Bridging the principles laid down in Padhi and Nitya, it is observed that a similarity is indicated by the use of the word “ordinarily” in the relevant passage of Padhi, essentially indicating that an application under Section 91 cannot ordinarily be used by the Accused to summon defence material and goes on to explain as what would constitute the ‘extraordinary’ event under which section 91 of the CrPC can so be used. There are three conditions stated in the latter judgement. They are –

• Documents and evidence withheld by the police or the Prosecution.

• Said evidence being of ‘sterling quality’.

• Said evidence having vital importance on the framing of the charge.


The Supreme Court thereby reconciled the two conflicting judgements i.e. Rukmini and Padhi, and thus laid down an effective mechanism wherein the interests of the accused are protected, allowing him an opportunity under S.91 to provide for documents of sterling quality for discharge, if and only when he manages to prove that such documents have been withheld by the prosecution. But, at the same time, the judgement does not remove the prosecution’s right to be heard by conferring tremendous power on the magistrate at the stage of discharge. The judgement therefore recognizes the imperatives of fair trial demand and also  recognizes that the Accused should be provided with material, which has been collected by the Investigating Officer during investigation, and allow him to place reliance on the same while arguing for a discharge

[1]Prison statistics India 2015, National Crime Records Bureau, Ministry of Home Affairs, Government of India,

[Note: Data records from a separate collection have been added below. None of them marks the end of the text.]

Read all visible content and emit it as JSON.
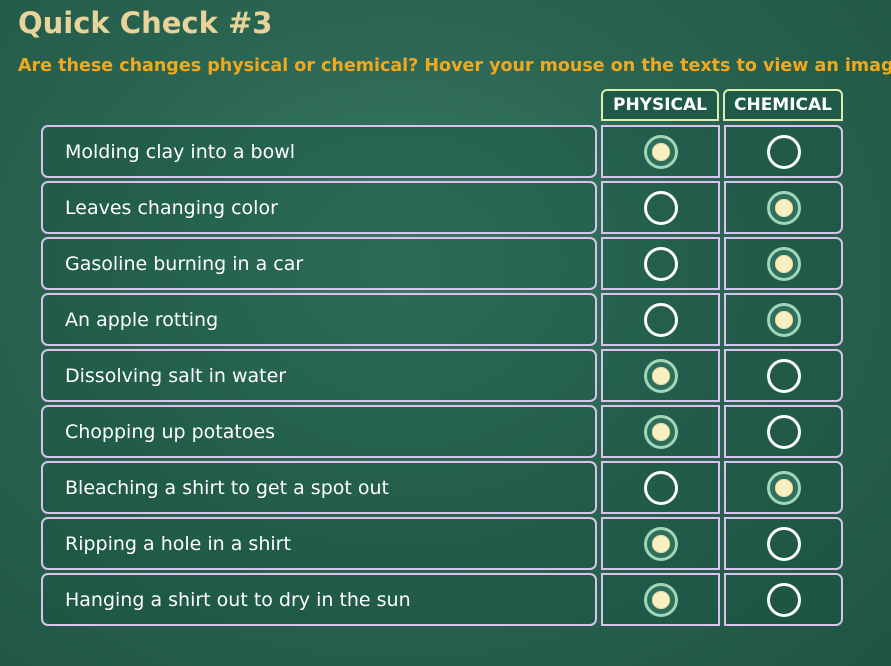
{
  "quiz": {
    "title": "Quick Check #3",
    "instructions": "Are these changes physical or chemical? Hover your mouse on the texts to view an image.",
    "columns": {
      "physical": "PHYSICAL",
      "chemical": "CHEMICAL"
    },
    "items": [
      {
        "label": "Molding clay into a bowl",
        "selected": "physical"
      },
      {
        "label": "Leaves changing color",
        "selected": "chemical"
      },
      {
        "label": "Gasoline burning in a car",
        "selected": "chemical"
      },
      {
        "label": "An apple rotting",
        "selected": "chemical"
      },
      {
        "label": "Dissolving salt in water",
        "selected": "physical"
      },
      {
        "label": "Chopping up potatoes",
        "selected": "physical"
      },
      {
        "label": "Bleaching a shirt to get a spot out",
        "selected": "chemical"
      },
      {
        "label": "Ripping a hole in a shirt",
        "selected": "physical"
      },
      {
        "label": "Hanging a shirt out to dry in the sun",
        "selected": "physical"
      }
    ]
  },
  "colors": {
    "background": "#2a6552",
    "title": "#e8d39a",
    "instructions": "#f2a81d",
    "row_border": "#d9c2ec",
    "header_border": "#d8efb1"
  }
}
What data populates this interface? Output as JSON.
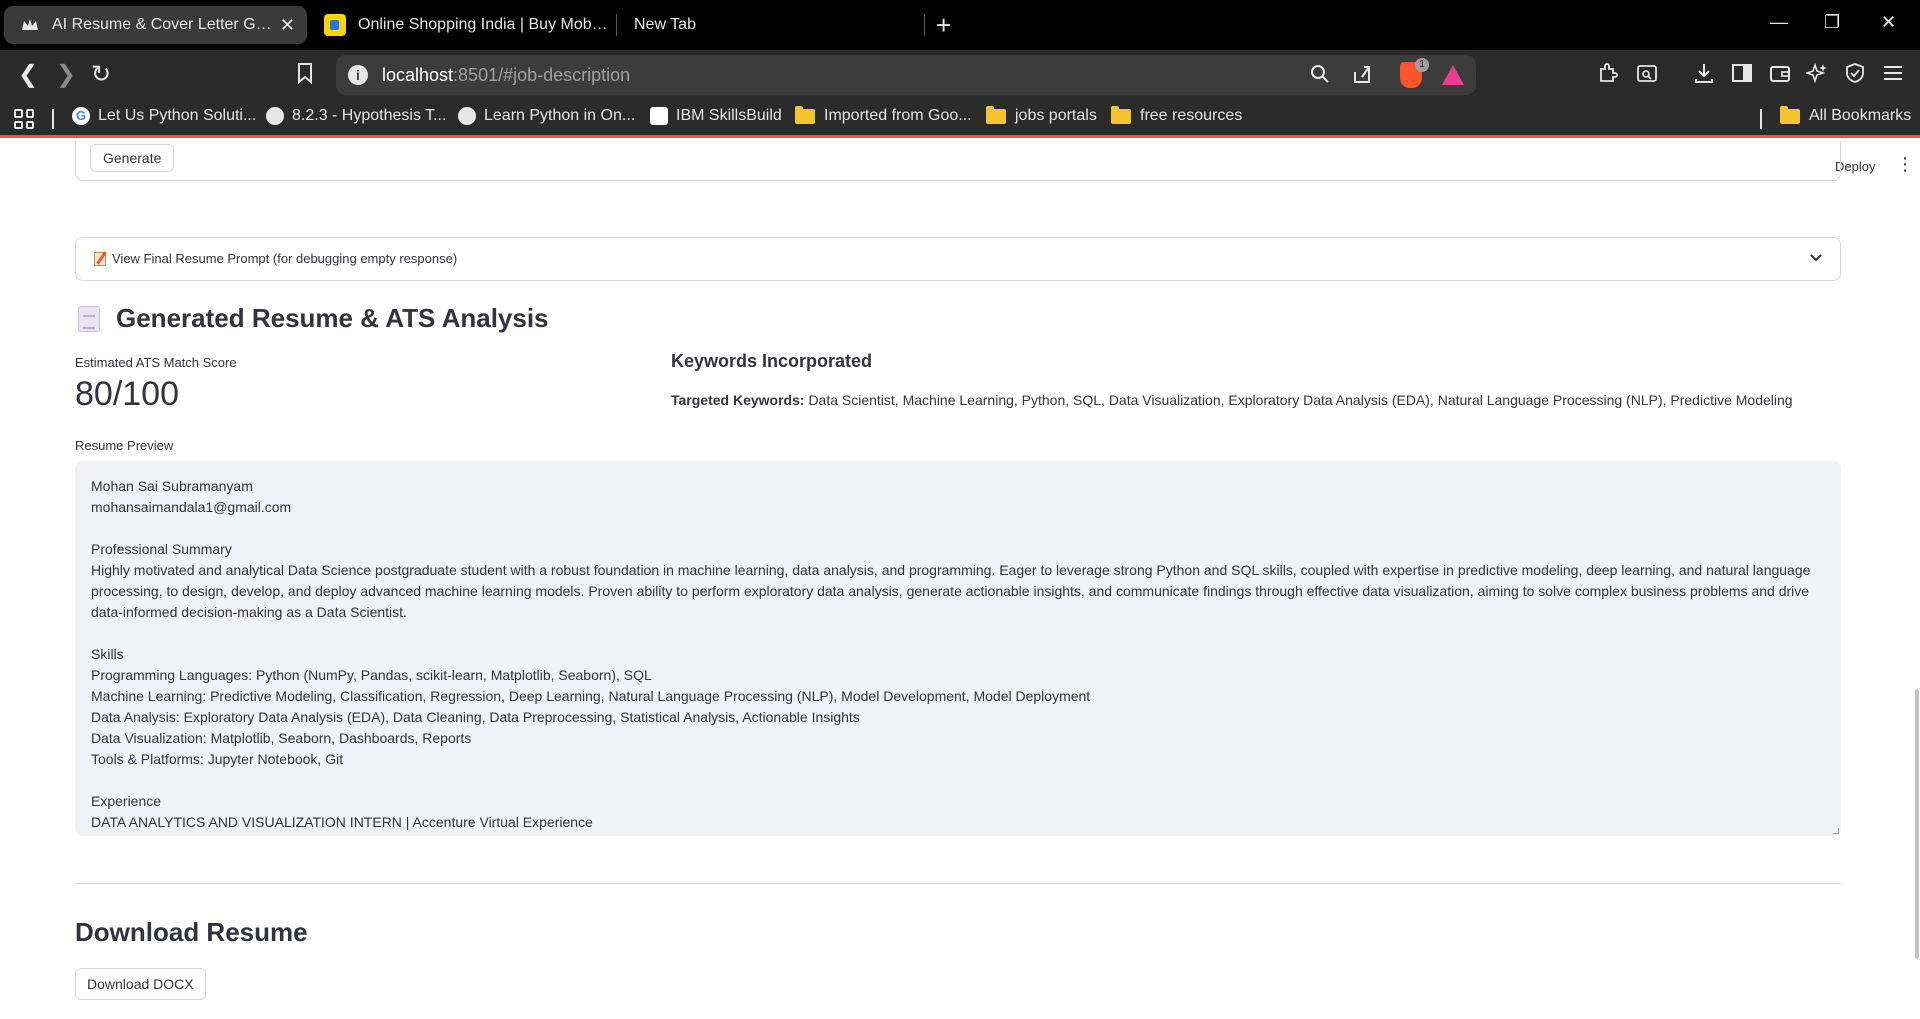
{
  "browser": {
    "tabs": [
      {
        "title": "AI Resume & Cover Letter Generator",
        "favicon": "streamlit-crown-icon",
        "active": true
      },
      {
        "title": "Online Shopping India | Buy Mobiles, Electronics",
        "favicon": "flipkart-icon",
        "active": false
      },
      {
        "title": "New Tab",
        "favicon": "",
        "active": false
      }
    ],
    "new_tab_symbol": "+",
    "window_controls": {
      "minimize": "—",
      "restore": "❐",
      "close": "✕"
    },
    "url_host": "localhost",
    "url_rest": ":8501/#job-description",
    "brave_badge_count": "1",
    "bookmarks": [
      {
        "label": "Let Us Python Soluti...",
        "icon": "google-icon"
      },
      {
        "label": "8.2.3 - Hypothesis T...",
        "icon": "globe-icon"
      },
      {
        "label": "Learn Python in On...",
        "icon": "globe-icon"
      },
      {
        "label": "IBM SkillsBuild",
        "icon": "ibm-icon"
      },
      {
        "label": "Imported from Goo...",
        "icon": "folder-icon"
      },
      {
        "label": "jobs portals",
        "icon": "folder-icon"
      },
      {
        "label": "free resources",
        "icon": "folder-icon"
      }
    ],
    "all_bookmarks_label": "All Bookmarks"
  },
  "app": {
    "deploy_label": "Deploy",
    "generate_button": "Generate",
    "expander_label": "View Final Resume Prompt (for debugging empty response)",
    "section_title": "Generated Resume & ATS Analysis",
    "ats": {
      "label": "Estimated ATS Match Score",
      "value": "80/100"
    },
    "keywords": {
      "title": "Keywords Incorporated",
      "prefix": "Targeted Keywords:",
      "list": "Data Scientist, Machine Learning, Python, SQL, Data Visualization, Exploratory Data Analysis (EDA), Natural Language Processing (NLP), Predictive Modeling"
    },
    "resume_preview_label": "Resume Preview",
    "resume_lines": [
      "Mohan Sai Subramanyam",
      "mohansaimandala1@gmail.com",
      "",
      "Professional Summary",
      "Highly motivated and analytical Data Science postgraduate student with a robust foundation in machine learning, data analysis, and programming. Eager to leverage strong Python and SQL skills, coupled with expertise in predictive modeling, deep learning, and natural language processing, to design, develop, and deploy advanced machine learning models. Proven ability to perform exploratory data analysis, generate actionable insights, and communicate findings through effective data visualization, aiming to solve complex business problems and drive data-informed decision-making as a Data Scientist.",
      "",
      "Skills",
      "Programming Languages: Python (NumPy, Pandas, scikit-learn, Matplotlib, Seaborn), SQL",
      "Machine Learning: Predictive Modeling, Classification, Regression, Deep Learning, Natural Language Processing (NLP), Model Development, Model Deployment",
      "Data Analysis: Exploratory Data Analysis (EDA), Data Cleaning, Data Preprocessing, Statistical Analysis, Actionable Insights",
      "Data Visualization: Matplotlib, Seaborn, Dashboards, Reports",
      "Tools & Platforms: Jupyter Notebook, Git",
      "",
      "Experience",
      "DATA ANALYTICS AND VISUALIZATION INTERN | Accenture Virtual Experience"
    ],
    "download_title": "Download Resume",
    "download_button": "Download DOCX"
  }
}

[2] Ajay Kumar Ghose v. State of Jharkhand & Anr., A.I.R. 2009 S.C. 2282.

[3] State of Orissa v. Debendra Nath Padhi,(2005) 1 S.C.C. 568.